(GIVEN DATA Opens)

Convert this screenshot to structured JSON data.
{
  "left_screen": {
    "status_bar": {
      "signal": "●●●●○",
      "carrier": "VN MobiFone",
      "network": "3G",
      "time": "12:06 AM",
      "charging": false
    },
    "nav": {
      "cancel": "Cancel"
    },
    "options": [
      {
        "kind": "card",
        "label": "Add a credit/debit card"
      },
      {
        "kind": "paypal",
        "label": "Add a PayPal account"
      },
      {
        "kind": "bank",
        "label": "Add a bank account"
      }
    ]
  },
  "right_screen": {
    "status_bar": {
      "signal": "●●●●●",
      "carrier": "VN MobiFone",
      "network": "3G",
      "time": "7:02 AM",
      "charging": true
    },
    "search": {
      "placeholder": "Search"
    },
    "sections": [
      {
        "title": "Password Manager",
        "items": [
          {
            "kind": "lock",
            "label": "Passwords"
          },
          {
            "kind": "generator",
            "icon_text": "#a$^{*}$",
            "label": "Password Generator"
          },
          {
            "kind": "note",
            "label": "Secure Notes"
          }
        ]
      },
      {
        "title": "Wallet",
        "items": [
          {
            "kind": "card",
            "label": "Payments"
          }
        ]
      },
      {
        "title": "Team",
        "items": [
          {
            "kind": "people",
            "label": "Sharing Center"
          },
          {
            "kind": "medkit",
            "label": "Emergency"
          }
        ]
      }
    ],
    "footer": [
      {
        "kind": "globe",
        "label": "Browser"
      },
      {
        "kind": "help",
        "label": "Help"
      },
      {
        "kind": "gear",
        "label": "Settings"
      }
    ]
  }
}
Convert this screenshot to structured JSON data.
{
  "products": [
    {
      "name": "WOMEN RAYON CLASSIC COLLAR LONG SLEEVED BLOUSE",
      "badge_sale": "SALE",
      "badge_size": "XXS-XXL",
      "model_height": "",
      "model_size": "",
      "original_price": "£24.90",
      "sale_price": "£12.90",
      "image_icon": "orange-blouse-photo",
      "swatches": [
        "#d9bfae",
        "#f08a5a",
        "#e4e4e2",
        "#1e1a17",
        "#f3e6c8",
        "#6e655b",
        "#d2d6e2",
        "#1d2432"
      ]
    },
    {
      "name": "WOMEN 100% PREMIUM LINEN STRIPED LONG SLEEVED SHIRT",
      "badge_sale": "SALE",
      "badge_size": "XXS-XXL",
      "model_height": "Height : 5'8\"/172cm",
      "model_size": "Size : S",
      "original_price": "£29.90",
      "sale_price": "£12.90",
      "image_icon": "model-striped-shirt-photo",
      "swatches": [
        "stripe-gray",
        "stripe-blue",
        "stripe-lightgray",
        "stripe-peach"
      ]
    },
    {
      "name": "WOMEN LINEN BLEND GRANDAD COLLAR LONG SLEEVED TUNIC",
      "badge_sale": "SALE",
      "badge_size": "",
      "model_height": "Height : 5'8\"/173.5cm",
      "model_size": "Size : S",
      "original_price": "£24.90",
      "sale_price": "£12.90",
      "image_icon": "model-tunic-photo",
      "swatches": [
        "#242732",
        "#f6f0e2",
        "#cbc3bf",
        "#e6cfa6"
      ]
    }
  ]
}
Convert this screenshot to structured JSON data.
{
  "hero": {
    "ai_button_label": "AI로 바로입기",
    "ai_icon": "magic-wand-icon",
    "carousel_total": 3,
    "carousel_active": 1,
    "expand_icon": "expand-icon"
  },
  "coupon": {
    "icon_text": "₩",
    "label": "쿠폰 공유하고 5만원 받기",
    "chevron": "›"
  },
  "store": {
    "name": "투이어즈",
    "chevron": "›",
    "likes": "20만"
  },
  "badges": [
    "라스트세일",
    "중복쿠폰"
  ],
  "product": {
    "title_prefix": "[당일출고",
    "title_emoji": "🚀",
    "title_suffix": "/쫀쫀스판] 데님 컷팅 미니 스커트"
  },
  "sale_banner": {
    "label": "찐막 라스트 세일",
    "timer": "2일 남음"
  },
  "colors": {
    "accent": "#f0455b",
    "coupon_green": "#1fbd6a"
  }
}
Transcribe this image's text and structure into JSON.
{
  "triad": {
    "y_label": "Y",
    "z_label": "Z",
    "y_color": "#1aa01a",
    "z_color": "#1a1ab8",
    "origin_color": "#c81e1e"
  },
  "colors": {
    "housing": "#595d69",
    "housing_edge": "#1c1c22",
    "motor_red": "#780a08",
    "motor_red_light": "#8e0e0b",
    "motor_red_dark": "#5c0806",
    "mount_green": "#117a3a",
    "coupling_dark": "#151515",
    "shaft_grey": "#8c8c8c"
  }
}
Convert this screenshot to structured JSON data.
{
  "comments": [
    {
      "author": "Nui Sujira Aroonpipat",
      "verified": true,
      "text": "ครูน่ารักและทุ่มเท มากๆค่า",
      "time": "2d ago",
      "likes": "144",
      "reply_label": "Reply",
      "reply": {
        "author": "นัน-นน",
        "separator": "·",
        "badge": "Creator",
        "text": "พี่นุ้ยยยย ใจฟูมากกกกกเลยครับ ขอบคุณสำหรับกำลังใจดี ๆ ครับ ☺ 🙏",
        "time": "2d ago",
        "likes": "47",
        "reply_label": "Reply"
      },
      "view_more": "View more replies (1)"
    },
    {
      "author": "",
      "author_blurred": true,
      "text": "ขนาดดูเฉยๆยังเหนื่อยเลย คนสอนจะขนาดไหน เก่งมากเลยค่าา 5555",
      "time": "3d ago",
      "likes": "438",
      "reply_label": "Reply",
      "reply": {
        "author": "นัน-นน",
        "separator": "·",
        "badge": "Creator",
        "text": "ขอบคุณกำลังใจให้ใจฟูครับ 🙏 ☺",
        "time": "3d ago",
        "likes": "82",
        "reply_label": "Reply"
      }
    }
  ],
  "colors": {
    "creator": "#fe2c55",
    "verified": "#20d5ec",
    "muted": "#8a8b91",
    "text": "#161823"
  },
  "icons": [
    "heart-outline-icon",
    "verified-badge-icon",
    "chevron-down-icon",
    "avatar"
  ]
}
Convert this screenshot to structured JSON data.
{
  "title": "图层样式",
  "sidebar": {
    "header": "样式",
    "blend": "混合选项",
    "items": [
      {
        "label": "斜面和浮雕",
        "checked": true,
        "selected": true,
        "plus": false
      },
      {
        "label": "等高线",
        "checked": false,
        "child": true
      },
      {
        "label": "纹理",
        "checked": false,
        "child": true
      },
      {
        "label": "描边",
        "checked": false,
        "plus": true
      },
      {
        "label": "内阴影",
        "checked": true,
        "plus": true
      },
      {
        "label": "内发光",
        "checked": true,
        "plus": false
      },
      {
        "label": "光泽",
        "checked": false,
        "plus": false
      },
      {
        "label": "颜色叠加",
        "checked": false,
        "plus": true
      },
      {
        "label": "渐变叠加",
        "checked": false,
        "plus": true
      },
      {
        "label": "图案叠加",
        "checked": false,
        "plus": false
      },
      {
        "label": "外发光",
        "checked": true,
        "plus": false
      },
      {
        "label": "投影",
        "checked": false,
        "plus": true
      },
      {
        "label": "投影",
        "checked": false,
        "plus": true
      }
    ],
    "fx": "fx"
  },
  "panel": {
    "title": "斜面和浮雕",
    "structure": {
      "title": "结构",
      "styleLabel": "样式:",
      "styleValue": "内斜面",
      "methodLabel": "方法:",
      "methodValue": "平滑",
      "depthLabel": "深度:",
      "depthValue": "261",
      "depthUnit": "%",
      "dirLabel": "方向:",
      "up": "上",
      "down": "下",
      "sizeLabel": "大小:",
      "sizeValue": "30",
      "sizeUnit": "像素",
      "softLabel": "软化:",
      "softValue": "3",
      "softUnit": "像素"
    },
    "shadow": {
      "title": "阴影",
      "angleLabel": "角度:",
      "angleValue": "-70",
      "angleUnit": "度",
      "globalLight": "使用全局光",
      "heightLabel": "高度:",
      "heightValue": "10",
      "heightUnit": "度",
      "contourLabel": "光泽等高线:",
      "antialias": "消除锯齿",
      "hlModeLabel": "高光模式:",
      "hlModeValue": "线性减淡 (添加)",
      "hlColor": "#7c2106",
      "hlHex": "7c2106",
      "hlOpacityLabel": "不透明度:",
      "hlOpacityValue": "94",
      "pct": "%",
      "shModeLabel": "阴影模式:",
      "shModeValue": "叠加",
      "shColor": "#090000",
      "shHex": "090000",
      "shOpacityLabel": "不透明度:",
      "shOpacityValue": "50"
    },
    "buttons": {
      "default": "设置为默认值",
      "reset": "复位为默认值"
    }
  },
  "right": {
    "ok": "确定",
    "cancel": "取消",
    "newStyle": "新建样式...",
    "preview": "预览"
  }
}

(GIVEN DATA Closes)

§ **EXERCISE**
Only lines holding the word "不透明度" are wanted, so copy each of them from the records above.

§ **WRITTEN SOLUTION**
      "hlOpacityLabel": "不透明度:",
      "shOpacityLabel": "不透明度:",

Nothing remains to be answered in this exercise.